*About this exercise:*
Tally the lines of the listing that contain the word "label", then give the total and nothing else.

*Input records:*

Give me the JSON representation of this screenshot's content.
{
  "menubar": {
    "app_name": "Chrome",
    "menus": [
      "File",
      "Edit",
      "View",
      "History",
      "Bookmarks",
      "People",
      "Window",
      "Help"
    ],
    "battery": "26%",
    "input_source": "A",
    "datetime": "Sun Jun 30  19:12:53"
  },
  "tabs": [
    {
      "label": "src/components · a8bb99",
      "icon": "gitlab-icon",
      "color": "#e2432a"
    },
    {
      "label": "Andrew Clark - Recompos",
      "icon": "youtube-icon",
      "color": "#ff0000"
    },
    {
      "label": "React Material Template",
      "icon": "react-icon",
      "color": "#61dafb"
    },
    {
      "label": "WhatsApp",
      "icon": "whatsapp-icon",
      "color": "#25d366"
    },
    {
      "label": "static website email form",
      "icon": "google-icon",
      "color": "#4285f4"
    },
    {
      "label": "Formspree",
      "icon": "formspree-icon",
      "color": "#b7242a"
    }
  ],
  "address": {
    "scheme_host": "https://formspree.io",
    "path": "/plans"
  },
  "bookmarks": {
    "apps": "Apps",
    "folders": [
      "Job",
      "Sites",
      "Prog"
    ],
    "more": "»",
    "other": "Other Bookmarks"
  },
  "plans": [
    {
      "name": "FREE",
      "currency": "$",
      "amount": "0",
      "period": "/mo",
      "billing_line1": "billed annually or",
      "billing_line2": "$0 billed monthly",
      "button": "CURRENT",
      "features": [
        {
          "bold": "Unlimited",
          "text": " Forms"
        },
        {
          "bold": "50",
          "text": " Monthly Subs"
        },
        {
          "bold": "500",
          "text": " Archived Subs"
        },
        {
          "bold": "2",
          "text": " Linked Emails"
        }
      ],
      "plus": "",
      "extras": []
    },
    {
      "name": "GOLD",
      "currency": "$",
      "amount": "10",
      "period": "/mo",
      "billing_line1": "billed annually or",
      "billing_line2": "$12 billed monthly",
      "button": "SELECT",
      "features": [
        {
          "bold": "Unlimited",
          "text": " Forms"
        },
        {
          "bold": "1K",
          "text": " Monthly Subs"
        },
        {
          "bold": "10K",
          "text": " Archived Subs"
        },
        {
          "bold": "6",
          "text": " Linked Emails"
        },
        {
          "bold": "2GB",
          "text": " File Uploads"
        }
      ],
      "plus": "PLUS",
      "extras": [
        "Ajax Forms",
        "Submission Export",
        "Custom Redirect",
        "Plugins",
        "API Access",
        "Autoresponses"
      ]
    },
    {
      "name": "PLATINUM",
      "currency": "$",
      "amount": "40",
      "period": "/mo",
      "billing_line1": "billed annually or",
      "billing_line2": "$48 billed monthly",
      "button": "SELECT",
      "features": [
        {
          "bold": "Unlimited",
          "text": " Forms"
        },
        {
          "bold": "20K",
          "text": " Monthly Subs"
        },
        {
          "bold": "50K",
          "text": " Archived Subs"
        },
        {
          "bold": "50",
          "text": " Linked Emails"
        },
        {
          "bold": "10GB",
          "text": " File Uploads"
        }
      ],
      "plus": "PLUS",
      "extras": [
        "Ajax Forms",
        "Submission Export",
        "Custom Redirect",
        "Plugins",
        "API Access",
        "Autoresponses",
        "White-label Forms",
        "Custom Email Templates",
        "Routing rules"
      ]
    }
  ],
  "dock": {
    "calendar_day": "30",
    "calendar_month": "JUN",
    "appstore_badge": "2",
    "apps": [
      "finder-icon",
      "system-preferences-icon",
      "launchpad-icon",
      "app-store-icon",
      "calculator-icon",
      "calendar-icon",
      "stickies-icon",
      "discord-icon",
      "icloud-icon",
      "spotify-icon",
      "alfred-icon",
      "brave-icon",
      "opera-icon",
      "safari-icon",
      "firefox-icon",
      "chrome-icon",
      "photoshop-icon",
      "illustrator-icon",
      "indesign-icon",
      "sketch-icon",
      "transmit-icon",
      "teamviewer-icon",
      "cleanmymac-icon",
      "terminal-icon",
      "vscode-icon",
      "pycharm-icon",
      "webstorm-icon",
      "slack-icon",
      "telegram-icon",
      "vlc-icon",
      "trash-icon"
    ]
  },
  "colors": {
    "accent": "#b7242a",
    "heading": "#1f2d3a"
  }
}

*The completed task:*
7